Information given Start Marker

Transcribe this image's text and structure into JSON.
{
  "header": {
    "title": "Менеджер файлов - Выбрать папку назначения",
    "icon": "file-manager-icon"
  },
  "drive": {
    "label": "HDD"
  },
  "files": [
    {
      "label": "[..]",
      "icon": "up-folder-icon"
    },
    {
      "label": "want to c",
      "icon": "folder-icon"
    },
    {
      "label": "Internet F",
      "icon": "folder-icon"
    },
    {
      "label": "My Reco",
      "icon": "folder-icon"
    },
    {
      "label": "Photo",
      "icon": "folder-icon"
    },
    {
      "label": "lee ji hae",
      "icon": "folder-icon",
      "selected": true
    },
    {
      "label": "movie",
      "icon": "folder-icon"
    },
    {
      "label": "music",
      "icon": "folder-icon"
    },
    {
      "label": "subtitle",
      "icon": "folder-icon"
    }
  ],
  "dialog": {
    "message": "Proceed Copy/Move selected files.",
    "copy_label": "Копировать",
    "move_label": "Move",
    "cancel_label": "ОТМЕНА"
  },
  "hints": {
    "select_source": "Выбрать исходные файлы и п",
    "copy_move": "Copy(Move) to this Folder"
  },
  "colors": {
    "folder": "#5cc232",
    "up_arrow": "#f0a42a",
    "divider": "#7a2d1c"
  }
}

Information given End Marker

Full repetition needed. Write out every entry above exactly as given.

> [Written response]:
Transcribe this image's text and structure into JSON.
{
  "header": {
    "title": "Менеджер файлов - Выбрать папку назначения",
    "icon": "file-manager-icon"
  },
  "drive": {
    "label": "HDD"
  },
  "files": [
    {
      "label": "[..]",
      "icon": "up-folder-icon"
    },
    {
      "label": "want to c",
      "icon": "folder-icon"
    },
    {
      "label": "Internet F",
      "icon": "folder-icon"
    },
    {
      "label": "My Reco",
      "icon": "folder-icon"
    },
    {
      "label": "Photo",
      "icon": "folder-icon"
    },
    {
      "label": "lee ji hae",
      "icon": "folder-icon",
      "selected": true
    },
    {
      "label": "movie",
      "icon": "folder-icon"
    },
    {
      "label": "music",
      "icon": "folder-icon"
    },
    {
      "label": "subtitle",
      "icon": "folder-icon"
    }
  ],
  "dialog": {
    "message": "Proceed Copy/Move selected files.",
    "copy_label": "Копировать",
    "move_label": "Move",
    "cancel_label": "ОТМЕНА"
  },
  "hints": {
    "select_source": "Выбрать исходные файлы и п",
    "copy_move": "Copy(Move) to this Folder"
  },
  "colors": {
    "folder": "#5cc232",
    "up_arrow": "#f0a42a",
    "divider": "#7a2d1c"
  }
}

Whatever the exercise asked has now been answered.